Select the lines of the records containing the word "content" and list them.

┌─ Task data

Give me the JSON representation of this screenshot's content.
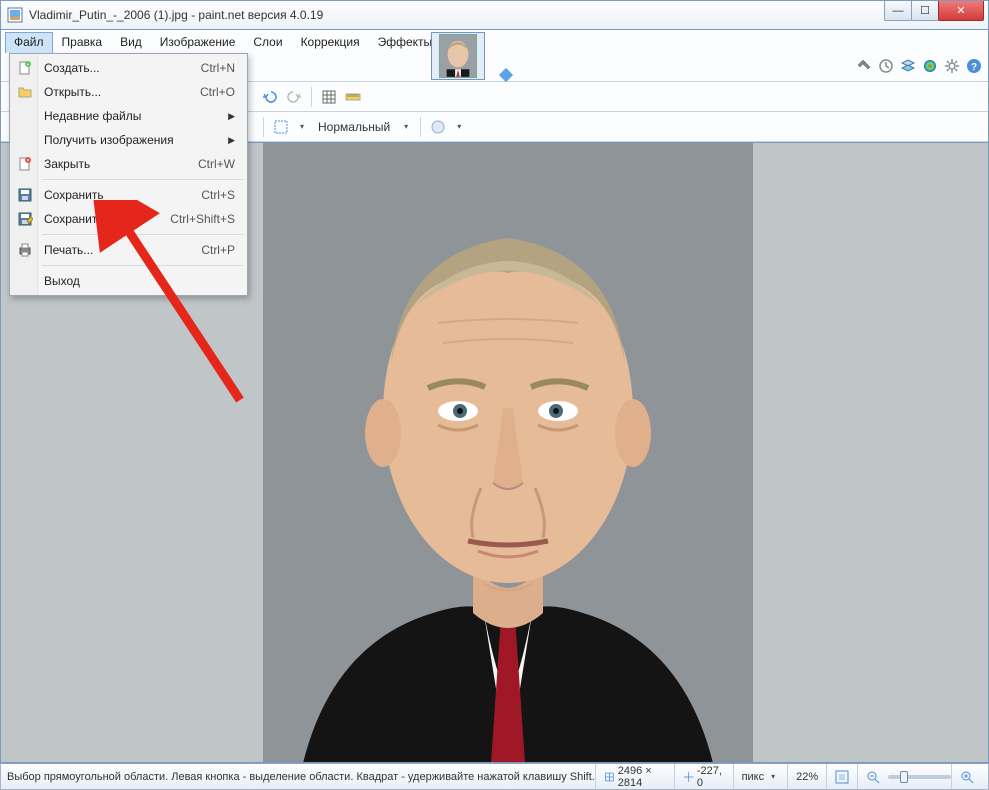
{
  "window": {
    "title": "Vladimir_Putin_-_2006 (1).jpg - paint.net версия 4.0.19"
  },
  "menus": {
    "items": [
      "Файл",
      "Правка",
      "Вид",
      "Изображение",
      "Слои",
      "Коррекция",
      "Эффекты"
    ],
    "open_index": 0
  },
  "file_menu": {
    "create": {
      "label": "Создать...",
      "shortcut": "Ctrl+N"
    },
    "open": {
      "label": "Открыть...",
      "shortcut": "Ctrl+O"
    },
    "recent": {
      "label": "Недавние файлы"
    },
    "acquire": {
      "label": "Получить изображения"
    },
    "close": {
      "label": "Закрыть",
      "shortcut": "Ctrl+W"
    },
    "save": {
      "label": "Сохранить",
      "shortcut": "Ctrl+S"
    },
    "saveas": {
      "label": "Сохранить как...",
      "shortcut": "Ctrl+Shift+S"
    },
    "print": {
      "label": "Печать...",
      "shortcut": "Ctrl+P"
    },
    "exit": {
      "label": "Выход"
    }
  },
  "toolbar": {
    "blend_label": "Нормальный"
  },
  "statusbar": {
    "hint": "Выбор прямоугольной области. Левая кнопка - выделение области. Квадрат - удерживайте нажатой клавишу Shift.",
    "dimensions": "2496 × 2814",
    "cursor": "-227, 0",
    "units": "пикс",
    "zoom": "22%"
  }
}
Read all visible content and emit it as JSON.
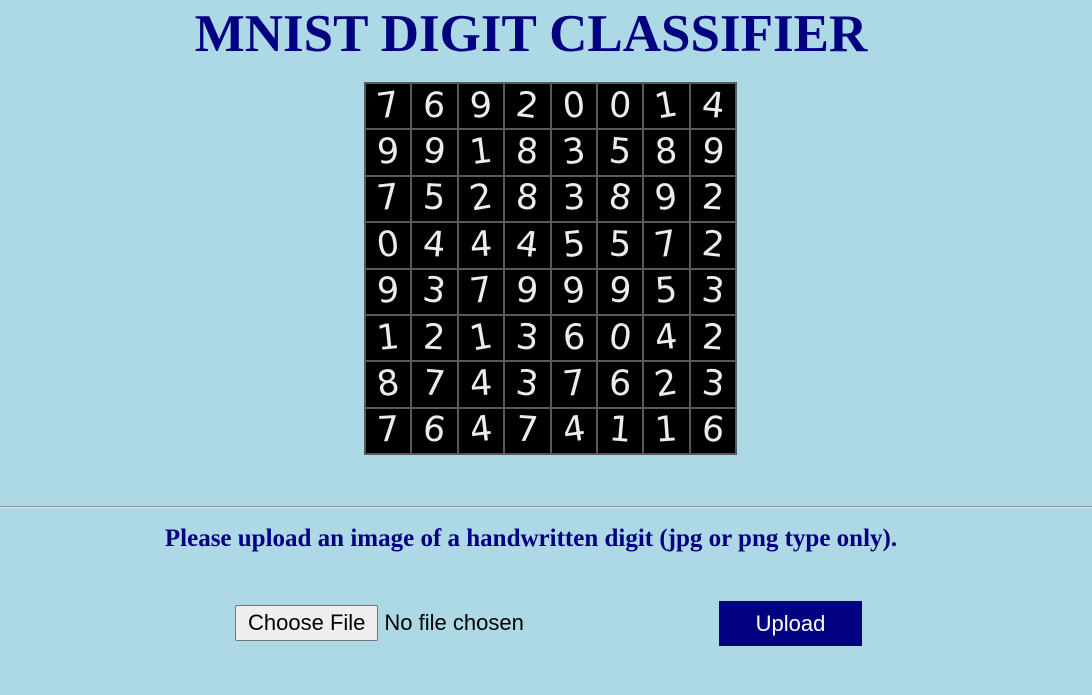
{
  "header": {
    "title": "MNIST DIGIT CLASSIFIER"
  },
  "sample_grid": {
    "rows": [
      [
        "7",
        "6",
        "9",
        "2",
        "0",
        "0",
        "1",
        "4"
      ],
      [
        "9",
        "9",
        "1",
        "8",
        "3",
        "5",
        "8",
        "9"
      ],
      [
        "7",
        "5",
        "2",
        "8",
        "3",
        "8",
        "9",
        "2"
      ],
      [
        "0",
        "4",
        "4",
        "4",
        "5",
        "5",
        "7",
        "2"
      ],
      [
        "9",
        "3",
        "7",
        "9",
        "9",
        "9",
        "5",
        "3"
      ],
      [
        "1",
        "2",
        "1",
        "3",
        "6",
        "0",
        "4",
        "2"
      ],
      [
        "8",
        "7",
        "4",
        "3",
        "7",
        "6",
        "2",
        "3"
      ],
      [
        "7",
        "6",
        "4",
        "7",
        "4",
        "1",
        "1",
        "6"
      ]
    ]
  },
  "upload_form": {
    "instructions": "Please upload an image of a handwritten digit (jpg or png type only).",
    "choose_file_label": "Choose File",
    "file_status": "No file chosen",
    "upload_label": "Upload"
  },
  "colors": {
    "background": "#add8e6",
    "heading": "#000080",
    "upload_button": "#000080"
  }
}
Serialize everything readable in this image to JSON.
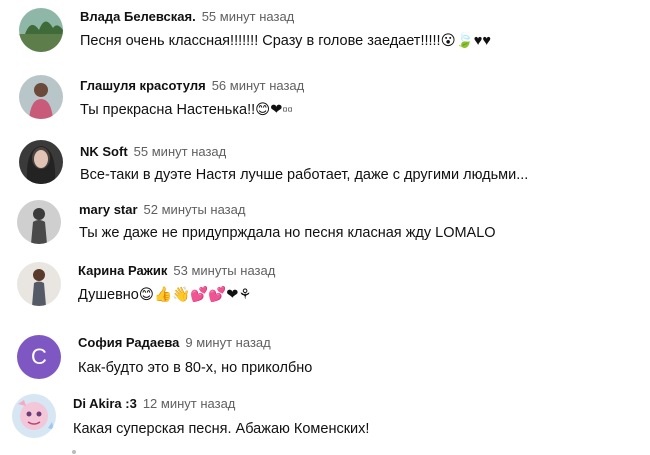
{
  "comments": [
    {
      "author": "Влада Белевская.",
      "time": "55 минут назад",
      "text": "Песня очень классная!!!!!!! Сразу в голове заедает!!!!!😮🍃♥♥",
      "avatar": "photo-avatar"
    },
    {
      "author": "Глашуля красотуля",
      "time": "56 минут назад",
      "text": "Ты прекрасна Настенька!!😊❤▫▫",
      "avatar": "photo-avatar"
    },
    {
      "author": "NK Soft",
      "time": "55 минут назад",
      "text": "Все-таки в дуэте Настя лучше работает, даже с другими людьми...",
      "avatar": "photo-avatar"
    },
    {
      "author": "mary star",
      "time": "52 минуты назад",
      "text": "Ты же даже не придупрждала но песня класная жду LOMALO",
      "avatar": "photo-avatar"
    },
    {
      "author": "Карина Ражик",
      "time": "53 минуты назад",
      "text": "Душевно😊👍👋💕💕❤⚘",
      "avatar": "photo-avatar"
    },
    {
      "author": "София Радаева",
      "time": "9 минут назад",
      "text": "Как-будто это в 80-х, но приколбно",
      "avatar_letter": "С",
      "avatar_color": "#7e57c2"
    },
    {
      "author": "Di Akira :3",
      "time": "12 минут назад",
      "text": "Какая суперская песня. Абажаю Коменских!",
      "avatar": "photo-avatar"
    }
  ]
}
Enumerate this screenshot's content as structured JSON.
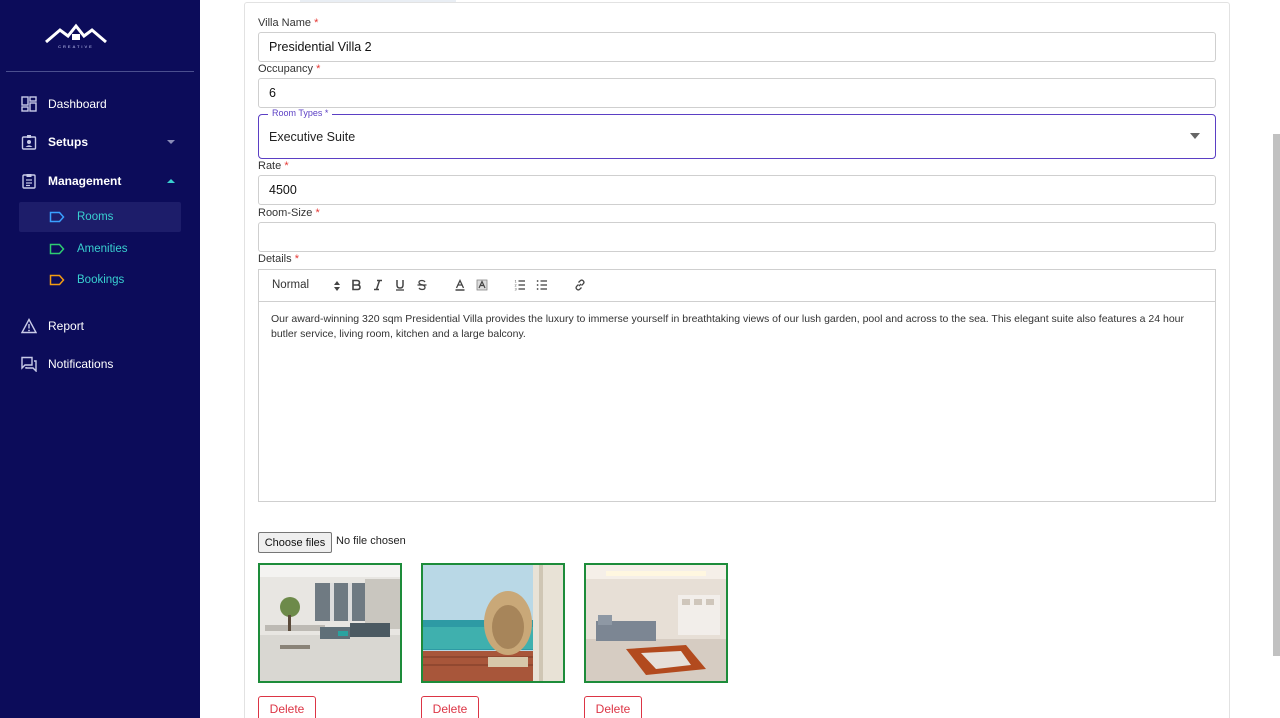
{
  "brand": {
    "logo_text": "CREATIVE"
  },
  "sidebar": {
    "items": [
      {
        "label": "Dashboard",
        "icon": "dashboard-icon"
      },
      {
        "label": "Setups",
        "icon": "badge-icon"
      },
      {
        "label": "Management",
        "icon": "clipboard-icon"
      },
      {
        "label": "Report",
        "icon": "warning-icon"
      },
      {
        "label": "Notifications",
        "icon": "forum-icon"
      }
    ],
    "sub_items": [
      {
        "label": "Rooms",
        "icon": "label-icon",
        "color": "#3aa0ff"
      },
      {
        "label": "Amenities",
        "icon": "label-icon",
        "color": "#2ecc71"
      },
      {
        "label": "Bookings",
        "icon": "label-icon",
        "color": "#f39c12"
      }
    ]
  },
  "form": {
    "villa_name": {
      "label": "Villa Name",
      "value": "Presidential Villa 2"
    },
    "occupancy": {
      "label": "Occupancy",
      "value": "6"
    },
    "room_types": {
      "label": "Room Types *",
      "value": "Executive Suite"
    },
    "rate": {
      "label": "Rate",
      "value": "4500"
    },
    "room_size": {
      "label": "Room-Size",
      "value": ""
    },
    "details": {
      "label": "Details",
      "header_select": "Normal",
      "text": "Our award-winning 320 sqm Presidential Villa provides the luxury to immerse yourself in breathtaking views of our lush garden, pool and across to the sea. This elegant suite also features a 24 hour butler service, living room, kitchen and a large balcony."
    },
    "required_mark": "*"
  },
  "upload": {
    "button_label": "Choose files",
    "status": "No file chosen"
  },
  "images": [
    {
      "delete_label": "Delete"
    },
    {
      "delete_label": "Delete"
    },
    {
      "delete_label": "Delete"
    }
  ],
  "colors": {
    "sidebar_bg": "#0c0c5a",
    "accent_purple": "#5b3fc4",
    "delete_red": "#dc3545",
    "thumb_border": "#1d8c3a"
  }
}
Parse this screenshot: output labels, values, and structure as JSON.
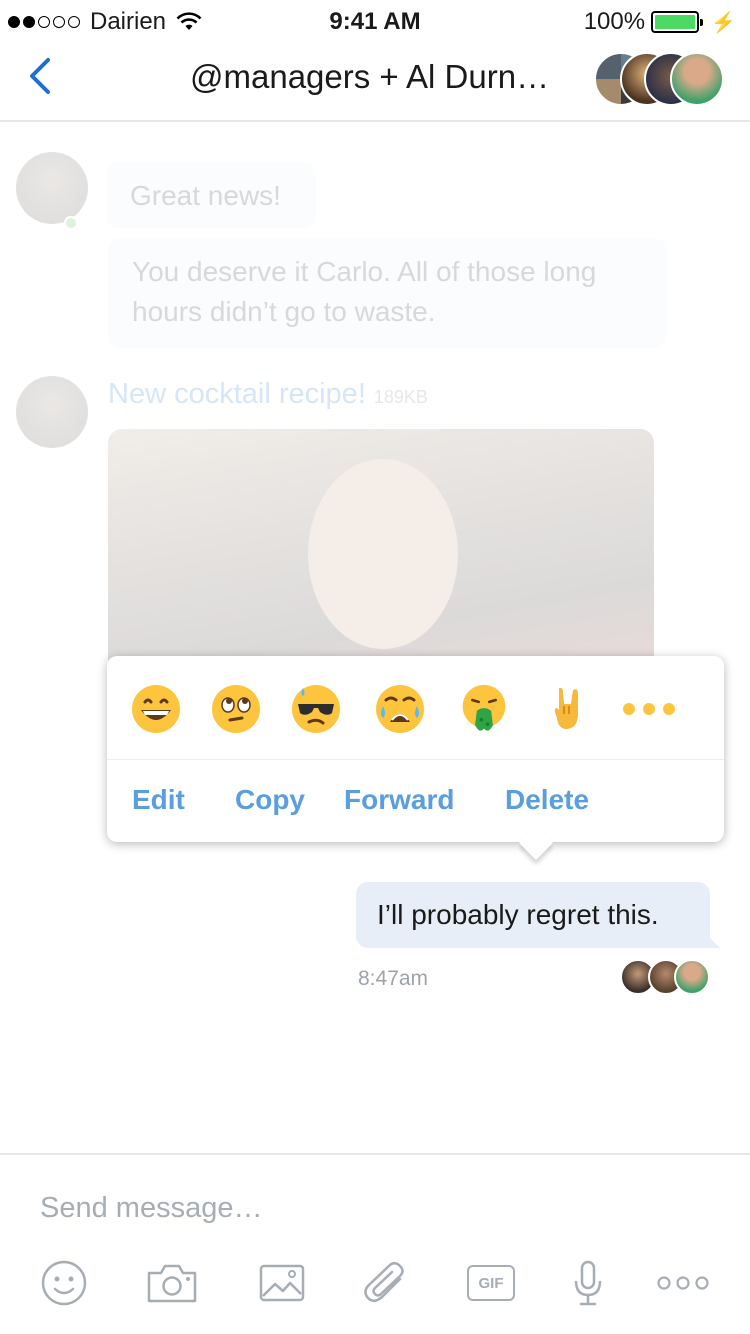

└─

▶ _Response to this exercise_:
Give me the JSON representation of this screenshot's content.
Read all visible content and emit it as JSON.
Enumerate this screenshot's content as structured JSON.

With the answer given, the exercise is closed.